The S&P 500 Index (INDEXSP:.INX) put in an outside day on Monday. This deserves respect from traders and investors of all time frames, as well as an understanding of what it may mean for your time frame.
As a long-term investor, I’ve built out my technical toolkit to help me capture long-term trends. I’ve also found ways to use shorter-term signals like RSI extremes and candle patterns to better time my entry and exit points.
One of my first “ah-ha” moments in technical analysis was when I learned about outside days.
It’s a simple pattern of two price bars, where the second bar eclipses the range of the first bar. In an uptrend, you’ll see a higher open on the second day, but a lower close.
This indicates a rotation in the supply/demand relationship as traders are pushing the price lower through the course of the trading day. If you’re familiar with candle patterns, you’ll immediately recognize the similarity to a bearish engulfing pattern.

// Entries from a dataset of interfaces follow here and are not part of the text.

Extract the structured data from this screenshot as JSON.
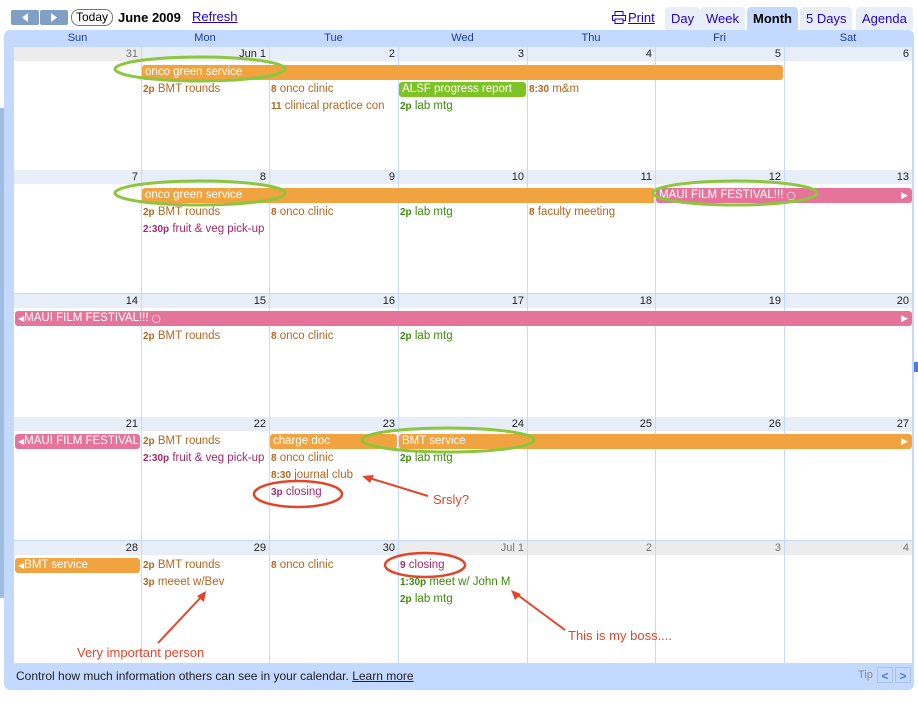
{
  "toolbar": {
    "prev_label": "previous",
    "next_label": "next",
    "today_label": "Today",
    "month_title": "June 2009",
    "refresh_label": "Refresh",
    "print_label": "Print",
    "tabs": [
      {
        "label": "Day",
        "active": false
      },
      {
        "label": "Week",
        "active": false
      },
      {
        "label": "Month",
        "active": true
      },
      {
        "label": "5 Days",
        "active": false
      },
      {
        "label": "Agenda",
        "active": false
      }
    ]
  },
  "calendar": {
    "days_of_week": [
      "Sun",
      "Mon",
      "Tue",
      "Wed",
      "Thu",
      "Fri",
      "Sat"
    ],
    "weeks": [
      {
        "dates": [
          "31",
          "Jun 1",
          "2",
          "3",
          "4",
          "5",
          "6"
        ]
      },
      {
        "dates": [
          "7",
          "8",
          "9",
          "10",
          "11",
          "12",
          "13"
        ]
      },
      {
        "dates": [
          "14",
          "15",
          "16",
          "17",
          "18",
          "19",
          "20"
        ]
      },
      {
        "dates": [
          "21",
          "22",
          "23",
          "24",
          "25",
          "26",
          "27"
        ]
      },
      {
        "dates": [
          "28",
          "29",
          "30",
          "Jul 1",
          "2",
          "3",
          "4"
        ]
      }
    ],
    "bars": {
      "w0_onco": "onco green service",
      "w0_alsf": "ALSF progress report",
      "w1_onco": "onco green service",
      "w1_maui": "MAUI FILM FESTIVAL!!!",
      "w2_maui": "MAUI FILM FESTIVAL!!!",
      "w3_maui": "MAUI FILM FESTIVAL!!!",
      "w3_charge": "charge doc",
      "w3_bmt": "BMT service",
      "w4_bmt": "BMT service"
    },
    "events": {
      "w0_mon_1": {
        "time": "2p",
        "title": "BMT rounds"
      },
      "w0_tue_1": {
        "time": "8",
        "title": "onco clinic"
      },
      "w0_tue_2": {
        "time": "11",
        "title": "clinical practice con"
      },
      "w0_wed_2": {
        "time": "2p",
        "title": "lab mtg"
      },
      "w0_thu_1": {
        "time": "8:30",
        "title": "m&m"
      },
      "w1_mon_1": {
        "time": "2p",
        "title": "BMT rounds"
      },
      "w1_mon_2": {
        "time": "2:30p",
        "title": "fruit & veg pick-up"
      },
      "w1_tue_1": {
        "time": "8",
        "title": "onco clinic"
      },
      "w1_wed_1": {
        "time": "2p",
        "title": "lab mtg"
      },
      "w1_thu_1": {
        "time": "8",
        "title": "faculty meeting"
      },
      "w2_mon_1": {
        "time": "2p",
        "title": "BMT rounds"
      },
      "w2_tue_1": {
        "time": "8",
        "title": "onco clinic"
      },
      "w2_wed_1": {
        "time": "2p",
        "title": "lab mtg"
      },
      "w3_mon_1": {
        "time": "2p",
        "title": "BMT rounds"
      },
      "w3_mon_2": {
        "time": "2:30p",
        "title": "fruit & veg pick-up"
      },
      "w3_tue_2": {
        "time": "8",
        "title": "onco clinic"
      },
      "w3_tue_3": {
        "time": "8:30",
        "title": "journal club"
      },
      "w3_tue_4": {
        "time": "3p",
        "title": "closing"
      },
      "w3_wed_2": {
        "time": "2p",
        "title": "lab mtg"
      },
      "w4_mon_1": {
        "time": "2p",
        "title": "BMT rounds"
      },
      "w4_mon_2": {
        "time": "3p",
        "title": "meeet w/Bev"
      },
      "w4_tue_1": {
        "time": "8",
        "title": "onco clinic"
      },
      "w4_wed_1": {
        "time": "9",
        "title": "closing"
      },
      "w4_wed_2": {
        "time": "1:30p",
        "title": "meet w/ John M"
      },
      "w4_wed_3": {
        "time": "2p",
        "title": "lab mtg"
      }
    }
  },
  "annotations": {
    "srsly": "Srsly?",
    "vip": "Very important person",
    "boss": "This is my boss...."
  },
  "footer": {
    "text": "Control how much information others can see in your calendar.",
    "link": "Learn more",
    "tip_label": "Tip",
    "tip_prev": "<",
    "tip_next": ">"
  },
  "colors": {
    "orange_bar": "#f0a33f",
    "pink_bar": "#e67399",
    "green_bar": "#7ec225",
    "frame": "#c3d9ff",
    "annotation_red": "#e3452b",
    "highlight_green": "#8cc63e"
  }
}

On Monday, the S&P 500 index completed a bearish outside day. How should this impact our short-term and long-term outlook for stocks?
On a short-term basis, this pattern suggests weakness for the index, as it tells us that sellers outweigh buyers. In terms of downside support, the trend line (purple) using the August and September lows is a good visual representation of the recent uptrend. A breakdown through this line would also suggest lower prices ahead. Below that, the previous swing low around 2548 would serve as key short-term support.
The best part of an outside day is it provides a clear “stop loss” for the sell signal. If the S&P closes above the high of the second day (around 2578.30), that would signal an “all clear” and a higher move ahead.
How does this impact the long-term picture of the S&P? Very little. The trend is still higher as long as we continue to see higher lows and higher highs.
If we did see a correction in the coming weeks, I would then look for support at the 50-day moving average (green) as well as the Fibonacci level (blue) around 2517.
But as long as we continue to see higher lows, the trend is up.
Any opinions expressed herein are solely those of the author, and do not in any way represent the views or opinions of any other person or entity.